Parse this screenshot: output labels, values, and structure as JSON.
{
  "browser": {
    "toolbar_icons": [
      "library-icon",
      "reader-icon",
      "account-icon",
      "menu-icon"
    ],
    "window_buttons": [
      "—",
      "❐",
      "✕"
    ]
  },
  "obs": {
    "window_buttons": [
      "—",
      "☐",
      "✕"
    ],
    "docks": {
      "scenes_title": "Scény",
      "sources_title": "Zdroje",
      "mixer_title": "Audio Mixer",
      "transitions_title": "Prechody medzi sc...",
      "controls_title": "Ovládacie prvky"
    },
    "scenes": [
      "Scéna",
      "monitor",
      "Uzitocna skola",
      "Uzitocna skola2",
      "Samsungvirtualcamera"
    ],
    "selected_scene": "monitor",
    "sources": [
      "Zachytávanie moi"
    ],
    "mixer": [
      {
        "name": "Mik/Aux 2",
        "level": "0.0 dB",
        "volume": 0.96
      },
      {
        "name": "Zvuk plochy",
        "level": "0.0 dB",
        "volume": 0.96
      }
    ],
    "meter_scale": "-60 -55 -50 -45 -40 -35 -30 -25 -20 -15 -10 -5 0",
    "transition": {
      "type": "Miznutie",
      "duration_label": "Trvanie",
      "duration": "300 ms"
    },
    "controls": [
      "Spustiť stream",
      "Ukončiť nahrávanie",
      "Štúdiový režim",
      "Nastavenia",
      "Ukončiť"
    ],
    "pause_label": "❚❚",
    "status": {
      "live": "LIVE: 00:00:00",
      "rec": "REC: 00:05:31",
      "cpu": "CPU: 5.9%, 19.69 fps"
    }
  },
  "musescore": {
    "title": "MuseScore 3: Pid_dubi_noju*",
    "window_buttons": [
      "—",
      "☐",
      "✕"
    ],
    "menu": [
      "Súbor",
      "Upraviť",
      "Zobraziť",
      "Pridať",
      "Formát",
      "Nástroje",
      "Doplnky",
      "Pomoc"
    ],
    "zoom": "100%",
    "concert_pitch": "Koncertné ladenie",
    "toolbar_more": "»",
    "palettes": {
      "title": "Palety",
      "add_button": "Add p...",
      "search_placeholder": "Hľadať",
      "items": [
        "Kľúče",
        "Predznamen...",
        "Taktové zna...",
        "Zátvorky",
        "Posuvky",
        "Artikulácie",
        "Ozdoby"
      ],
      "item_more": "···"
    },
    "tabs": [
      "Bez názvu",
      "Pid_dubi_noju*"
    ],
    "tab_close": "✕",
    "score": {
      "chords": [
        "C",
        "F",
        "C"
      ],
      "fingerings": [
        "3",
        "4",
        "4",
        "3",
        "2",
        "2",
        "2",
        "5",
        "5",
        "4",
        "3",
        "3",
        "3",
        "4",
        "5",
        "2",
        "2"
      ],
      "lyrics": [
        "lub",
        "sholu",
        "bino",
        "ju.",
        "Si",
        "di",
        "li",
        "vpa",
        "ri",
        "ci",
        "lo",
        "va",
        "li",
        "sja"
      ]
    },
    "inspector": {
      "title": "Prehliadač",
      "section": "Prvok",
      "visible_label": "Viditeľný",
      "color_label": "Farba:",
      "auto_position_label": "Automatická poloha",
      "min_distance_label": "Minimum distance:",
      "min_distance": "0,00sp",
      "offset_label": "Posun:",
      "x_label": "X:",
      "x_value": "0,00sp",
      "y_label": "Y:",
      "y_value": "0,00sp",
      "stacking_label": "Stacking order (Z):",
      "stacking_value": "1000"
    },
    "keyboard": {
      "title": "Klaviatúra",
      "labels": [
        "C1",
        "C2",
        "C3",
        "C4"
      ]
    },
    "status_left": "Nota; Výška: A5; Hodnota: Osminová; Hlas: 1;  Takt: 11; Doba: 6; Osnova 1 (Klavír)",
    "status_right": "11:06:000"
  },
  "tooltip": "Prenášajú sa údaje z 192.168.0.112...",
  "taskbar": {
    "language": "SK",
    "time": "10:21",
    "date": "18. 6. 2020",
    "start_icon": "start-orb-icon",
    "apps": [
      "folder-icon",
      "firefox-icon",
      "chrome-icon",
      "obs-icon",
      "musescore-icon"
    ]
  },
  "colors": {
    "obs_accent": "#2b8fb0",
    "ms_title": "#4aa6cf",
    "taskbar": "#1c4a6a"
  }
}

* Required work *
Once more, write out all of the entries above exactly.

* Finished task *
Parse this screenshot: output labels, values, and structure as JSON.
{
  "browser": {
    "toolbar_icons": [
      "library-icon",
      "reader-icon",
      "account-icon",
      "menu-icon"
    ],
    "window_buttons": [
      "—",
      "❐",
      "✕"
    ]
  },
  "obs": {
    "window_buttons": [
      "—",
      "☐",
      "✕"
    ],
    "docks": {
      "scenes_title": "Scény",
      "sources_title": "Zdroje",
      "mixer_title": "Audio Mixer",
      "transitions_title": "Prechody medzi sc...",
      "controls_title": "Ovládacie prvky"
    },
    "scenes": [
      "Scéna",
      "monitor",
      "Uzitocna skola",
      "Uzitocna skola2",
      "Samsungvirtualcamera"
    ],
    "selected_scene": "monitor",
    "sources": [
      "Zachytávanie moi"
    ],
    "mixer": [
      {
        "name": "Mik/Aux 2",
        "level": "0.0 dB",
        "volume": 0.96
      },
      {
        "name": "Zvuk plochy",
        "level": "0.0 dB",
        "volume": 0.96
      }
    ],
    "meter_scale": "-60 -55 -50 -45 -40 -35 -30 -25 -20 -15 -10 -5 0",
    "transition": {
      "type": "Miznutie",
      "duration_label": "Trvanie",
      "duration": "300 ms"
    },
    "controls": [
      "Spustiť stream",
      "Ukončiť nahrávanie",
      "Štúdiový režim",
      "Nastavenia",
      "Ukončiť"
    ],
    "pause_label": "❚❚",
    "status": {
      "live": "LIVE: 00:00:00",
      "rec": "REC: 00:05:31",
      "cpu": "CPU: 5.9%, 19.69 fps"
    }
  },
  "musescore": {
    "title": "MuseScore 3: Pid_dubi_noju*",
    "window_buttons": [
      "—",
      "☐",
      "✕"
    ],
    "menu": [
      "Súbor",
      "Upraviť",
      "Zobraziť",
      "Pridať",
      "Formát",
      "Nástroje",
      "Doplnky",
      "Pomoc"
    ],
    "zoom": "100%",
    "concert_pitch": "Koncertné ladenie",
    "toolbar_more": "»",
    "palettes": {
      "title": "Palety",
      "add_button": "Add p...",
      "search_placeholder": "Hľadať",
      "items": [
        "Kľúče",
        "Predznamen...",
        "Taktové zna...",
        "Zátvorky",
        "Posuvky",
        "Artikulácie",
        "Ozdoby"
      ],
      "item_more": "···"
    },
    "tabs": [
      "Bez názvu",
      "Pid_dubi_noju*"
    ],
    "tab_close": "✕",
    "score": {
      "chords": [
        "C",
        "F",
        "C"
      ],
      "fingerings": [
        "3",
        "4",
        "4",
        "3",
        "2",
        "2",
        "2",
        "5",
        "5",
        "4",
        "3",
        "3",
        "3",
        "4",
        "5",
        "2",
        "2"
      ],
      "lyrics": [
        "lub",
        "sholu",
        "bino",
        "ju.",
        "Si",
        "di",
        "li",
        "vpa",
        "ri",
        "ci",
        "lo",
        "va",
        "li",
        "sja"
      ]
    },
    "inspector": {
      "title": "Prehliadač",
      "section": "Prvok",
      "visible_label": "Viditeľný",
      "color_label": "Farba:",
      "auto_position_label": "Automatická poloha",
      "min_distance_label": "Minimum distance:",
      "min_distance": "0,00sp",
      "offset_label": "Posun:",
      "x_label": "X:",
      "x_value": "0,00sp",
      "y_label": "Y:",
      "y_value": "0,00sp",
      "stacking_label": "Stacking order (Z):",
      "stacking_value": "1000"
    },
    "keyboard": {
      "title": "Klaviatúra",
      "labels": [
        "C1",
        "C2",
        "C3",
        "C4"
      ]
    },
    "status_left": "Nota; Výška: A5; Hodnota: Osminová; Hlas: 1;  Takt: 11; Doba: 6; Osnova 1 (Klavír)",
    "status_right": "11:06:000"
  },
  "tooltip": "Prenášajú sa údaje z 192.168.0.112...",
  "taskbar": {
    "language": "SK",
    "time": "10:21",
    "date": "18. 6. 2020",
    "start_icon": "start-orb-icon",
    "apps": [
      "folder-icon",
      "firefox-icon",
      "chrome-icon",
      "obs-icon",
      "musescore-icon"
    ]
  },
  "colors": {
    "obs_accent": "#2b8fb0",
    "ms_title": "#4aa6cf",
    "taskbar": "#1c4a6a"
  }
}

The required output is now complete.